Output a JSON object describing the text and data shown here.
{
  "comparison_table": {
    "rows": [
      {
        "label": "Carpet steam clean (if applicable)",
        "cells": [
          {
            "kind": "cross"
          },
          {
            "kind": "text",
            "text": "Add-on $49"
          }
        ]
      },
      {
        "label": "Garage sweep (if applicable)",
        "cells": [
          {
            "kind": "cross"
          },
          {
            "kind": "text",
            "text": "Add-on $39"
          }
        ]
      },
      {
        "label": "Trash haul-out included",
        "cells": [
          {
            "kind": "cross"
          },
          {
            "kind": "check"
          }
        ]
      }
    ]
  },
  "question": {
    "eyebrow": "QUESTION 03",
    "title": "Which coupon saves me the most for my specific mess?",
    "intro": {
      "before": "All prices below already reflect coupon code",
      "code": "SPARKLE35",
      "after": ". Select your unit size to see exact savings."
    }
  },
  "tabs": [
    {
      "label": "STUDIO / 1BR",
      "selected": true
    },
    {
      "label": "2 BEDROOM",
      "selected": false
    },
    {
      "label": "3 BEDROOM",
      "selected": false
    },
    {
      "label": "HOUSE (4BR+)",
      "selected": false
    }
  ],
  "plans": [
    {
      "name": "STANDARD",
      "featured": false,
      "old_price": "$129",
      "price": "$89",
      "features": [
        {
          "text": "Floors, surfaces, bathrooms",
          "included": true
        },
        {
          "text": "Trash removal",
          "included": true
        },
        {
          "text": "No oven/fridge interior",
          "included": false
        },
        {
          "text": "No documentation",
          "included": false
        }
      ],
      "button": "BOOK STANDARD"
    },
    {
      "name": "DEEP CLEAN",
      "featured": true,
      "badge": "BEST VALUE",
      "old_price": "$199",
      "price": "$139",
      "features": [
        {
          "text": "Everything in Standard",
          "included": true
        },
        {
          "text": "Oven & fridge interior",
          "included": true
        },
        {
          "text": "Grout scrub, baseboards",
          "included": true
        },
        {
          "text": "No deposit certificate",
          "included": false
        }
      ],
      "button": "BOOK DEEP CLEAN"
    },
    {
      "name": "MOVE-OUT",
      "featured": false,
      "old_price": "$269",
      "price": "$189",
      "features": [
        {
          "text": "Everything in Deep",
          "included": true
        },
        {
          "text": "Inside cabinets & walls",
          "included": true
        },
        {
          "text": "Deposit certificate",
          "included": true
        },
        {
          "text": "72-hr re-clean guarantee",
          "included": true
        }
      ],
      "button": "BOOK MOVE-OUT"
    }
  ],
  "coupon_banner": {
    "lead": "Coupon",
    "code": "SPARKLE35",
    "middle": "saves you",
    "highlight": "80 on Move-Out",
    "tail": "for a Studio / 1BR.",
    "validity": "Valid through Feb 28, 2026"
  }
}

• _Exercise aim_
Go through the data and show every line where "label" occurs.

• _Answer section_
        "label": "Carpet steam clean (if applicable)",
        "label": "Garage sweep (if applicable)",
        "label": "Trash haul-out included",
      "label": "STUDIO / 1BR",
      "label": "2 BEDROOM",
      "label": "3 BEDROOM",
      "label": "HOUSE (4BR+)",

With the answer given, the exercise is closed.